Anti-apartheid leader Nelson Mandela ended his 11-day U.S. tour on Saturday with a promise to return as early as October, and high on his agenda will be discussions with Native Americans on ways he can "help in their struggle."
Mandela, seemingly buoyed by the warm and celebratory welcome on his final stop in the United States, nonetheless was forced to cancel an appearance at a fund-raising dinner Saturday night. His wife, Winnie, skipped an engagement in Berkeley as the Mandela entourage left at 6:24 p.m. for Ireland, roughly 12 hours ahead of schedule.
Mandela took about 10 people with him on a charter flight out of the country. Others in his entourage were to leave on commercial flights. Word of his abrupt departure came as the staff at the Oakland Convention Center were setting up tables for what was to be his final appearance on the U.S. tour.
"The (scheduling) conflict is that he promised to be in Ireland," explained Roger Wilkins, national coordinator of the U.S. tour. "He also promised to be here."
Before leaving, Mandela addressed more than 60,000 people at the Oakland Coliseum and apologized to a delegation of Native Americans for being unable to meet with them. The Native Americans had been among roughly 200 people who greeted him at the Oakland airport.
"I can assure the leaders of the Indian community that I will return in October," Mandela said, adding that they had given him letters describing their living conditions. "We will exchange views on what I could do to help in their struggle."
On his stop here, Mandela repeated his central messages: that the United States should keep economic sanctions in place, and that funds are needed to continue the fight against the racist South African system of apartheid.

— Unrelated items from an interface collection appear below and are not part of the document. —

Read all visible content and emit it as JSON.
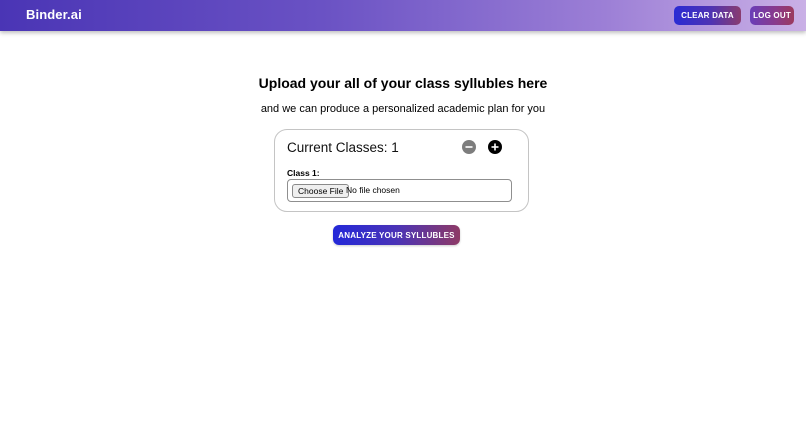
{
  "navbar": {
    "brand": "Binder.ai",
    "clear_label": "CLEAR DATA",
    "logout_label": "LOG OUT"
  },
  "main": {
    "heading": "Upload your all of your class syllubles here",
    "subheading": "and we can produce a personalized academic plan for you"
  },
  "classes_card": {
    "title": "Current Classes: 1",
    "remove_icon": "minus-circle-icon",
    "add_icon": "plus-circle-icon",
    "classes": [
      {
        "label": "Class 1:",
        "choose_file_label": "Choose File",
        "file_status": "No file chosen"
      }
    ]
  },
  "analyze_label": "ANALYZE YOUR SYLLUBLES",
  "colors": {
    "nav_gradient_start": "#4a35b5",
    "nav_gradient_end": "#cab0e6",
    "button_gradient_start": "#2328d8",
    "button_gradient_end": "#8e3a66"
  }
}
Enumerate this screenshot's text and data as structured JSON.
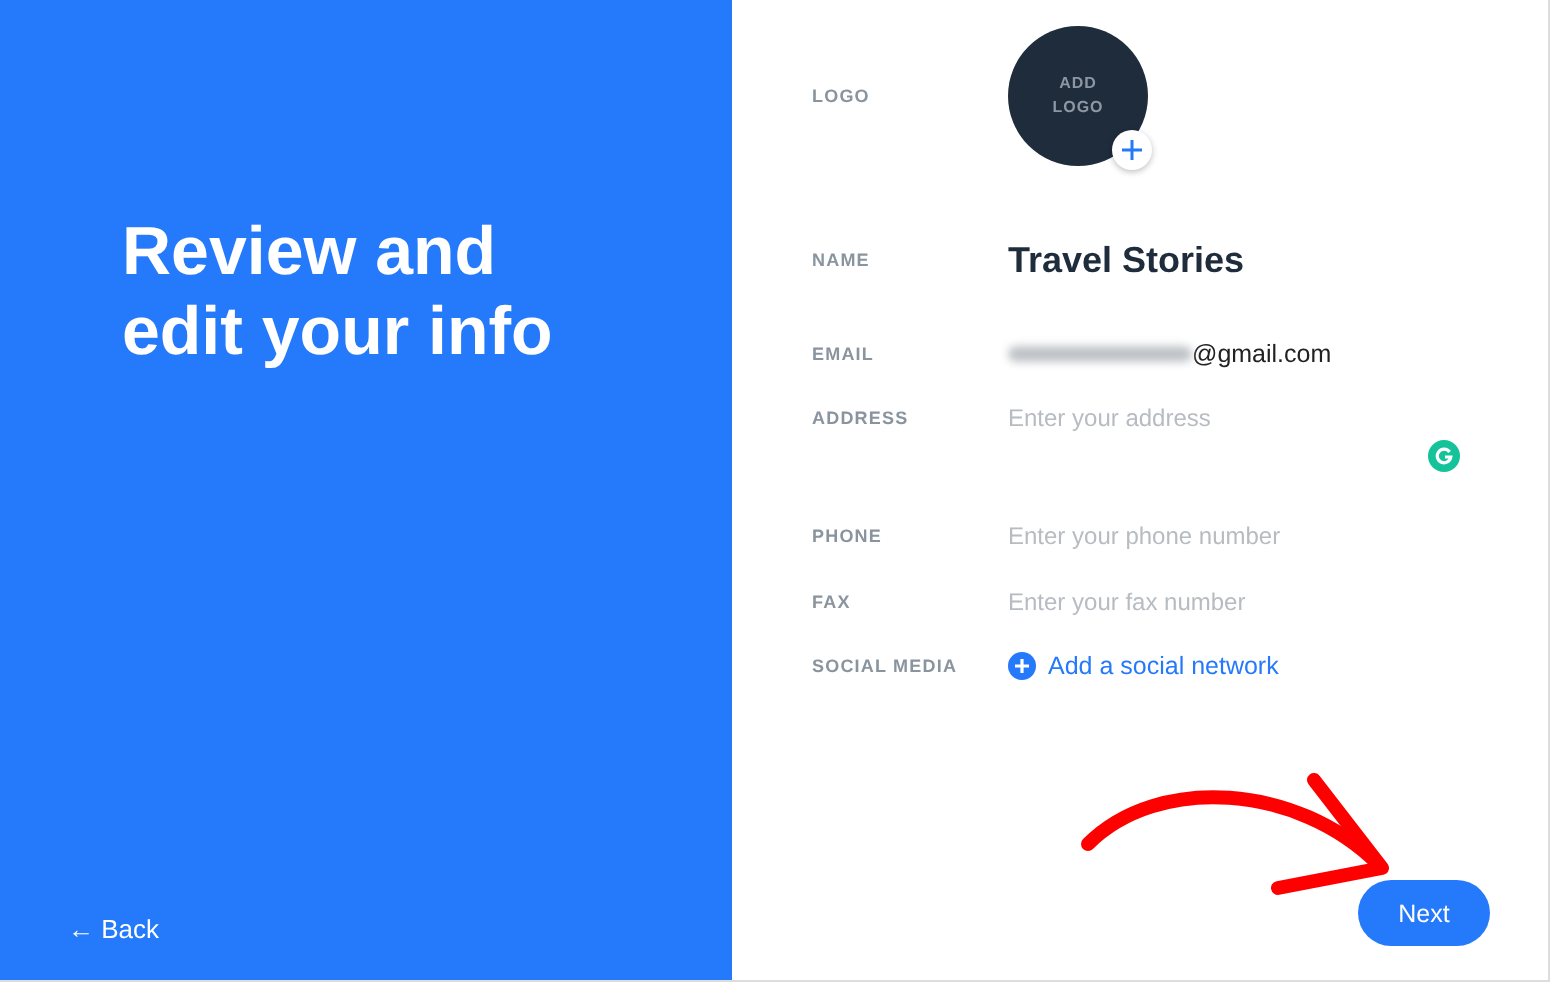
{
  "intro": {
    "title": "Review and edit your info",
    "back_link": "← Back"
  },
  "fields": [
    {
      "kind": "logo",
      "label": "LOGO",
      "value": "ADD LOGO"
    },
    {
      "kind": "name",
      "label": "NAME",
      "value": "Travel Stories"
    },
    {
      "kind": "email",
      "label": "EMAIL",
      "value": "@gmail.com"
    },
    {
      "kind": "textarea",
      "label": "ADDRESS",
      "placeholder": "Enter your address"
    },
    {
      "kind": "input",
      "label": "PHONE",
      "placeholder": "Enter your phone number"
    },
    {
      "kind": "input",
      "label": "FAX",
      "placeholder": "Enter your fax number"
    },
    {
      "kind": "link",
      "label": "SOCIAL MEDIA",
      "value": "Add a social network"
    }
  ],
  "next_button": "Next"
}
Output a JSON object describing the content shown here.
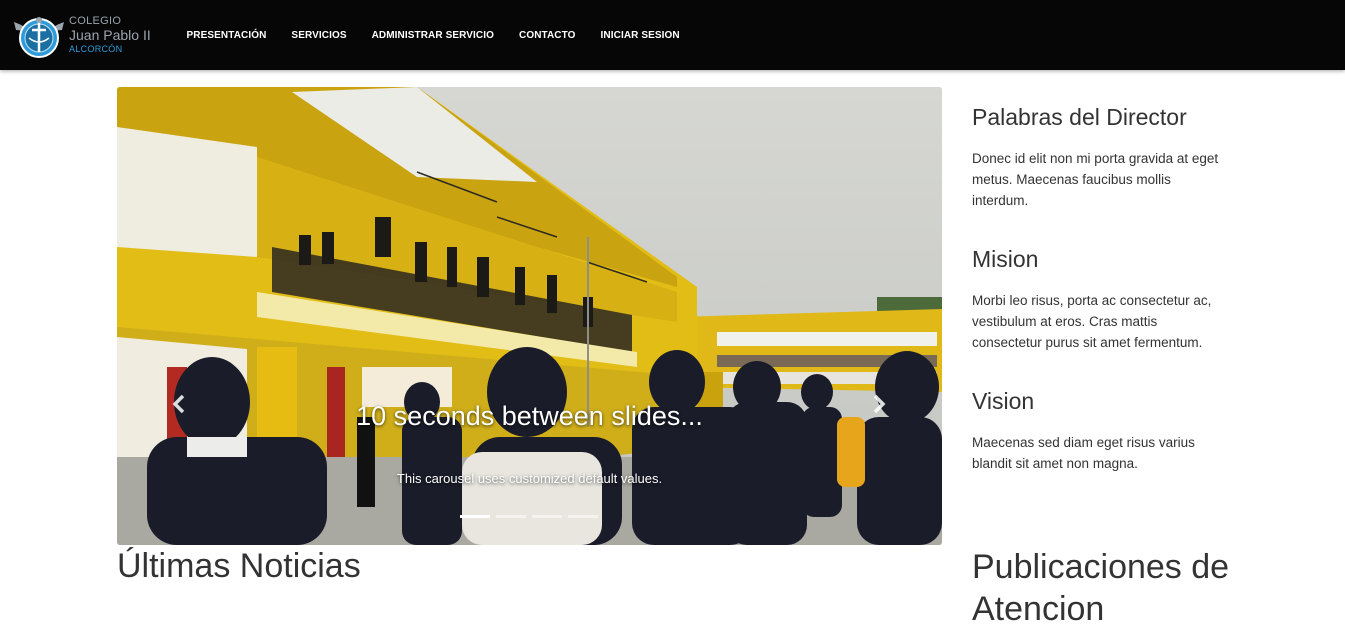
{
  "brand": {
    "small": "COLEGIO",
    "main": "Juan Pablo II",
    "city": "ALCORCÓN"
  },
  "nav": {
    "items": [
      {
        "label": "PRESENTACIÓN"
      },
      {
        "label": "SERVICIOS"
      },
      {
        "label": "ADMINISTRAR SERVICIO"
      },
      {
        "label": "CONTACTO"
      },
      {
        "label": "INICIAR SESION"
      }
    ]
  },
  "carousel": {
    "caption_title": "10 seconds between slides...",
    "caption_text": "This carousel uses customized default values.",
    "slide_count": 4,
    "active_index": 0,
    "prev_icon": "chevron-left-icon",
    "next_icon": "chevron-right-icon"
  },
  "sidebar": {
    "sections": [
      {
        "title": "Palabras del Director",
        "text": "Donec id elit non mi porta gravida at eget metus. Maecenas faucibus mollis interdum."
      },
      {
        "title": "Mision",
        "text": "Morbi leo risus, porta ac consectetur ac, vestibulum at eros. Cras mattis consectetur purus sit amet fermentum."
      },
      {
        "title": "Vision",
        "text": "Maecenas sed diam eget risus varius blandit sit amet non magna."
      }
    ],
    "heading": "Publicaciones de Atencion"
  },
  "main": {
    "news_heading": "Últimas Noticias"
  },
  "colors": {
    "navbar": "#060606",
    "brand_accent": "#2f9bd8",
    "building_yellow": "#e8c21a",
    "text": "#333333"
  }
}
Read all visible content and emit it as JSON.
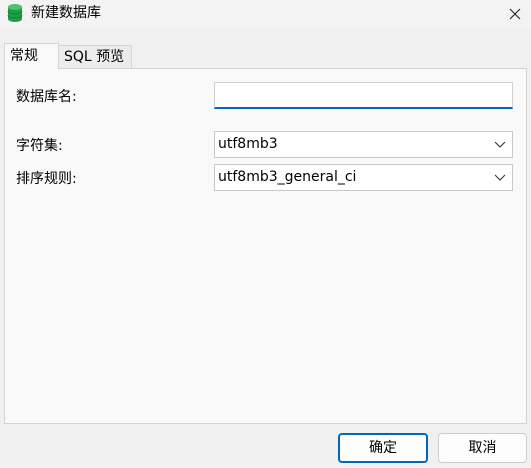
{
  "window": {
    "title": "新建数据库",
    "icon": "database-icon",
    "accent_color": "#0067c0"
  },
  "tabs": [
    {
      "label": "常规",
      "active": true
    },
    {
      "label": "SQL 预览",
      "active": false
    }
  ],
  "form": {
    "db_name_label": "数据库名:",
    "db_name_value": "",
    "charset_label": "字符集:",
    "charset_value": "utf8mb3",
    "collation_label": "排序规则:",
    "collation_value": "utf8mb3_general_ci"
  },
  "buttons": {
    "ok": "确定",
    "cancel": "取消"
  }
}
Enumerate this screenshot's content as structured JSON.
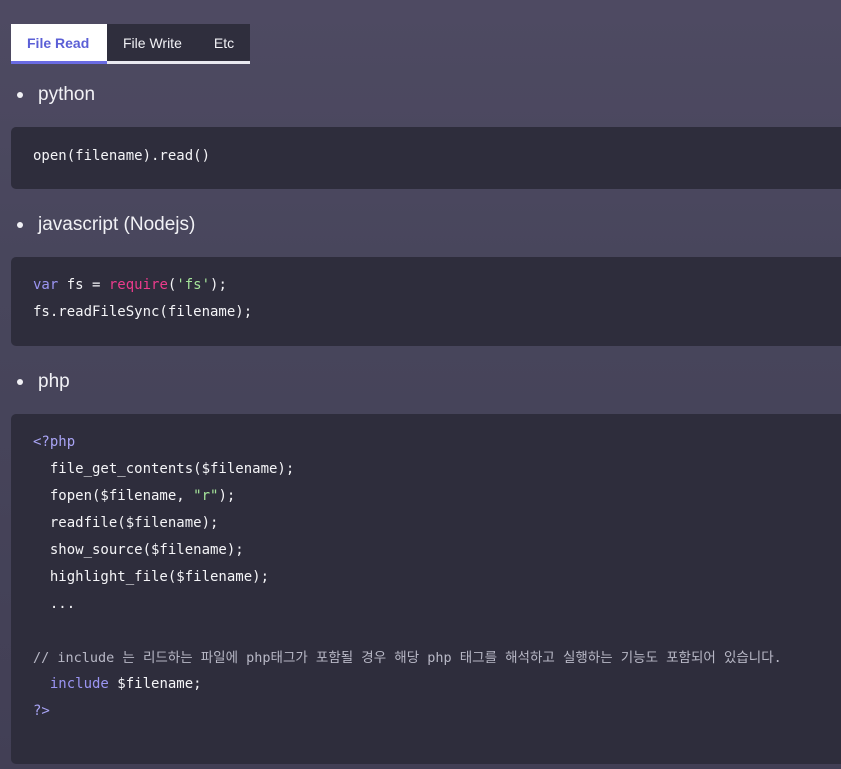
{
  "tabs": [
    {
      "label": "File Read",
      "active": true
    },
    {
      "label": "File Write",
      "active": false
    },
    {
      "label": "Etc",
      "active": false
    }
  ],
  "sections": [
    {
      "title": "python",
      "code": [
        "open(filename).read()"
      ]
    },
    {
      "title": "javascript (Nodejs)",
      "code": {
        "line1_var": "var",
        "line1_mid": " fs = ",
        "line1_require": "require",
        "line1_open": "(",
        "line1_str": "'fs'",
        "line1_close": ");",
        "line2": "fs.readFileSync(filename);"
      }
    },
    {
      "title": "php",
      "code": {
        "open_tag": "<?php",
        "l1": "  file_get_contents($filename);",
        "l2_pre": "  fopen($filename, ",
        "l2_str": "\"r\"",
        "l2_post": ");",
        "l3": "  readfile($filename);",
        "l4": "  show_source($filename);",
        "l5": "  highlight_file($filename);",
        "l6": "  ...",
        "comment": " // include 는 리드하는 파일에 php태그가 포함될 경우 해당 php 태그를 해석하고 실행하는 기능도 포함되어 있습니다.",
        "include_kw": "include",
        "include_rest": " $filename;",
        "close_tag": "?>"
      }
    }
  ],
  "colors": {
    "background": "#48465c",
    "code_bg": "#2e2d3c",
    "active_tab_text": "#5b5fd6",
    "keyword": "#9b95f2",
    "require": "#ec3b8c",
    "string": "#a5e59a"
  }
}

He acknowledged the strong support his struggle had received in the San Francisco Bay Area, going out of his way to thank Rep. Ronald V. Dellums (D-Berkeley), who introduced the first anti-apartheid resolution in Congress in 1971.
REST WAS UP IN THE AIR:About the only rest Mandela received during his tour was aboard "Air Mandela." A29